“Who’s a good boy?” is what I generally say every time one of my dogs does something completely ordinary and definitely not surprising.
You see, I simply can’t help but talk to my animals, even if I’m aware they understand or pay attention to less than one percent of what I say.
I know I’m not alone in wanting to converse with my pets, of course – it’s something the vast majority of owners will do on a day to day basis, if nothing else than because it simply feels right.
Well, I’ve got good news for you if you’re in the category of people who do talk to their dogs and cats; you’re likely smarter than your piers …
This groundbreaking information comes courtesy of a nifty new study (we love those, don’t we) from the University of Chicago, the findings of which indicate that the tendency to attribute humanlike emotions to non-human things – i.e. talking – is founded in intelligence and creativity, as opposed to stupidity.
The phenomenon is reportedly known as anthropomorphism, and one of the scientists involved in the study, Nicholas Epley, claims: “It’s actually a natural byproduct of the tendency that makes humans uniquely smart on this planet.”

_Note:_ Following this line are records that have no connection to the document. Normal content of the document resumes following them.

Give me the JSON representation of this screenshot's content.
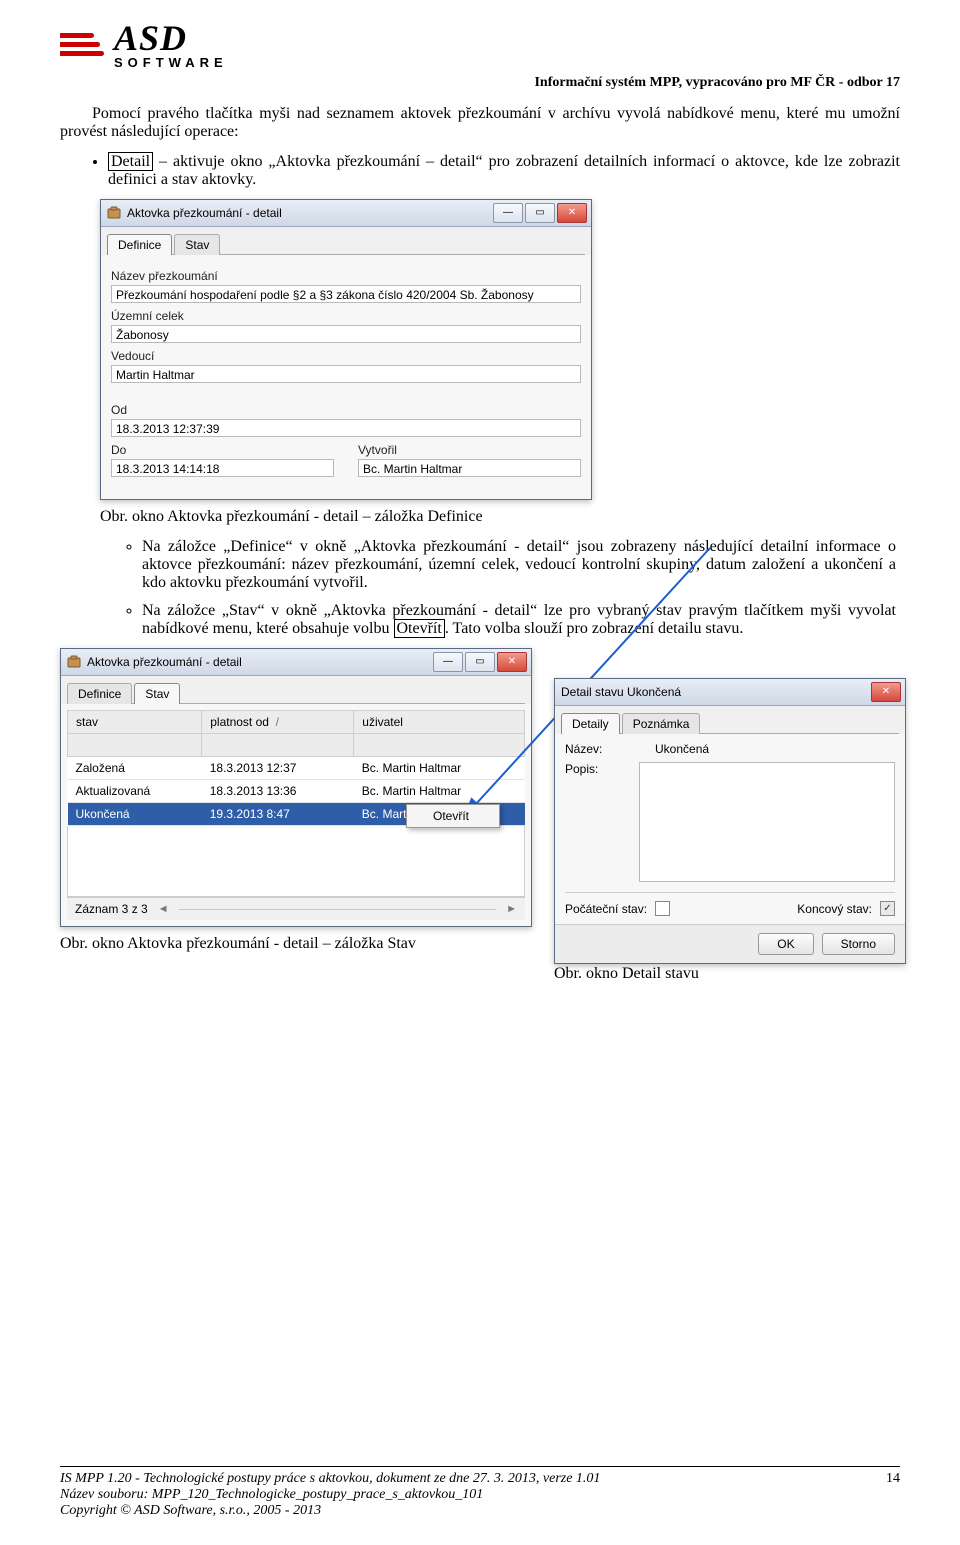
{
  "header": {
    "logo_main": "ASD",
    "logo_sub": "SOFTWARE",
    "right": "Informační systém MPP, vypracováno pro MF ČR - odbor 17"
  },
  "body": {
    "p1": "Pomocí pravého tlačítka myši nad seznamem aktovek přezkoumání v archívu vyvolá nabídkové menu, které mu umožní provést následující operace:",
    "b1_pre": "Detail",
    "b1_rest": " – aktivuje okno „Aktovka přezkoumání – detail“ pro zobrazení detailních informací o aktovce, kde lze zobrazit definici a stav aktovky.",
    "cap1": "Obr. okno Aktovka přezkoumání - detail – záložka Definice",
    "sub1": "Na záložce „Definice“ v okně „Aktovka přezkoumání - detail“ jsou zobrazeny následující detailní informace o aktovce přezkoumání: název přezkoumání, územní celek, vedoucí kontrolní skupiny, datum založení a ukončení a kdo aktovku přezkoumání vytvořil.",
    "sub2_a": "Na záložce „Stav“ v okně „Aktovka přezkoumání - detail“ lze pro vybraný stav pravým tlačítkem myši vyvolat nabídkové menu, které obsahuje volbu ",
    "sub2_boxed": "Otevřít",
    "sub2_b": ". Tato volba slouží pro zobrazení detailu stavu.",
    "cap2": "Obr. okno Aktovka přezkoumání - detail – záložka Stav",
    "cap3": "Obr. okno Detail stavu"
  },
  "win1": {
    "title": "Aktovka přezkoumání - detail",
    "tabs": {
      "definice": "Definice",
      "stav": "Stav"
    },
    "labels": {
      "nazev": "Název přezkoumání",
      "uzemni": "Územní celek",
      "vedouci": "Vedoucí",
      "od": "Od",
      "do": "Do",
      "vytvoril": "Vytvořil"
    },
    "values": {
      "nazev": "Přezkoumání hospodaření podle §2 a §3 zákona číslo 420/2004 Sb. Žabonosy",
      "uzemni": "Žabonosy",
      "vedouci": "Martin Haltmar",
      "od": "18.3.2013 12:37:39",
      "do": "18.3.2013 14:14:18",
      "vytvoril": "Bc. Martin Haltmar"
    }
  },
  "win2": {
    "title": "Aktovka přezkoumání - detail",
    "tabs": {
      "definice": "Definice",
      "stav": "Stav"
    },
    "cols": {
      "stav": "stav",
      "platnost": "platnost od",
      "sort": "/",
      "uzivatel": "uživatel"
    },
    "rows": [
      {
        "stav": "Založená",
        "platnost": "18.3.2013 12:37",
        "uzivatel": "Bc. Martin Haltmar"
      },
      {
        "stav": "Aktualizovaná",
        "platnost": "18.3.2013 13:36",
        "uzivatel": "Bc. Martin Haltmar"
      },
      {
        "stav": "Ukončená",
        "platnost": "19.3.2013 8:47",
        "uzivatel": "Bc. Martin Haltmar"
      }
    ],
    "status": "Záznam 3 z 3",
    "context_item": "Otevřít"
  },
  "win3": {
    "title": "Detail stavu Ukončená",
    "tabs": {
      "detaily": "Detaily",
      "poznamka": "Poznámka"
    },
    "labels": {
      "nazev": "Název:",
      "popis": "Popis:",
      "poc": "Počáteční stav:",
      "konc": "Koncový stav:"
    },
    "values": {
      "nazev": "Ukončená"
    },
    "buttons": {
      "ok": "OK",
      "storno": "Storno"
    }
  },
  "footer": {
    "l1": "IS MPP 1.20 - Technologické postupy práce s aktovkou, dokument ze dne 27. 3. 2013, verze 1.01",
    "l2": "Název souboru: MPP_120_Technologicke_postupy_prace_s_aktovkou_101",
    "l3": "Copyright © ASD Software, s.r.o., 2005 - 2013",
    "page": "14"
  }
}
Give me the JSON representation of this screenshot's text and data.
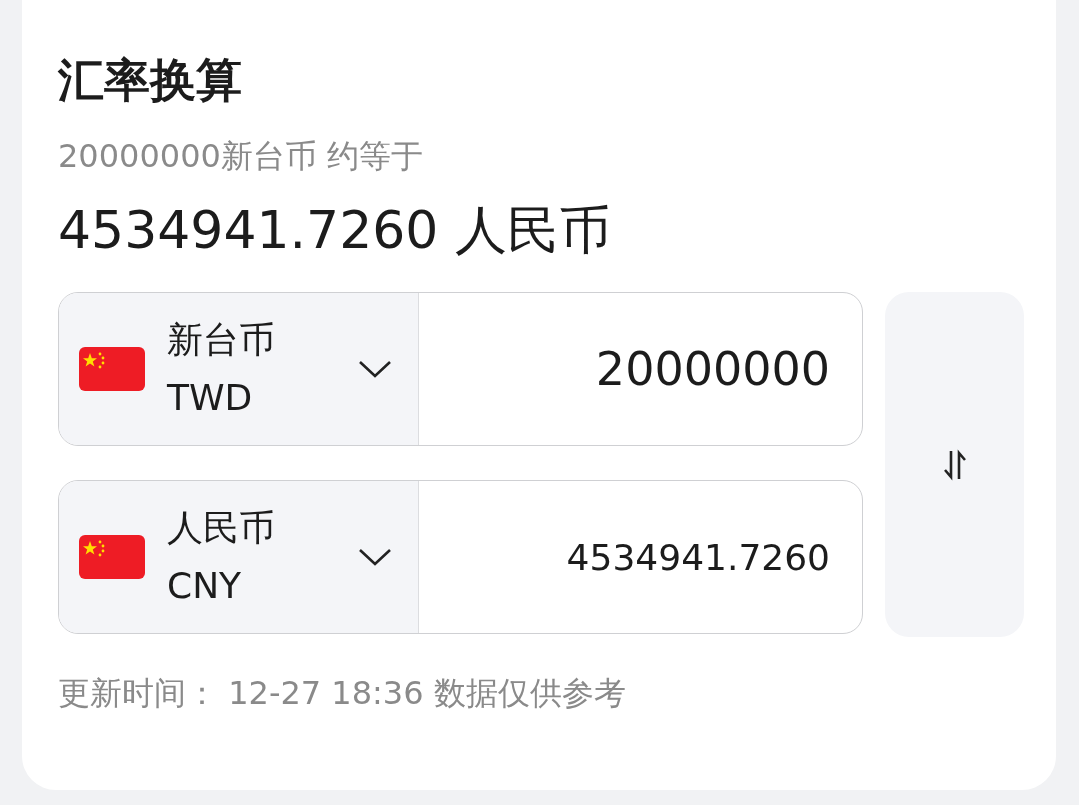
{
  "title": "汇率换算",
  "summary": "20000000新台币 约等于",
  "result": "4534941.7260 人民币",
  "rows": [
    {
      "currency_name": "新台币",
      "code": "TWD",
      "amount": "20000000",
      "emphasis": true
    },
    {
      "currency_name": "人民币",
      "code": "CNY",
      "amount": "4534941.7260",
      "emphasis": false
    }
  ],
  "footer": "更新时间： 12-27 18:36 数据仅供参考"
}
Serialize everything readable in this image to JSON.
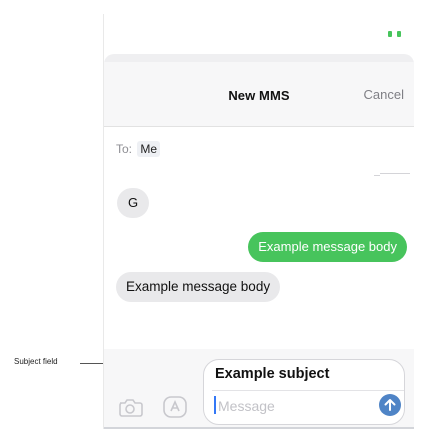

Of course, as we grow through life we tend to drop habits that include openly conversing with non-human objects. As children, we’re actively encouraged to talk with toys, other inanimate objects, and even imaginary friends. Yet, by the time we reach adulthood that practise has usually been ground out of us (how often do you see a co-worker talking to his desk, not including the use of expletives?).
However, the study marks a clear difference between the inanimate and our pets. According to the study at hand, talking to your animals is a natural, normal thing, because of the loving bond you share with them, and it shows your brain is functioning as it should be.
We know, that practically makes all of us geniuses, since if you’re anything like me you’ll take talking to your dog to a whole new level. Still, it’s nice to know, and I’m sure your animal-loving friends will be happy to hear it too!
Do you talk to your dog or cat or other pet regularly? If so let us know in the comments box.
Meanwhile, help us spread this interesting find on Facebook by sharing this article!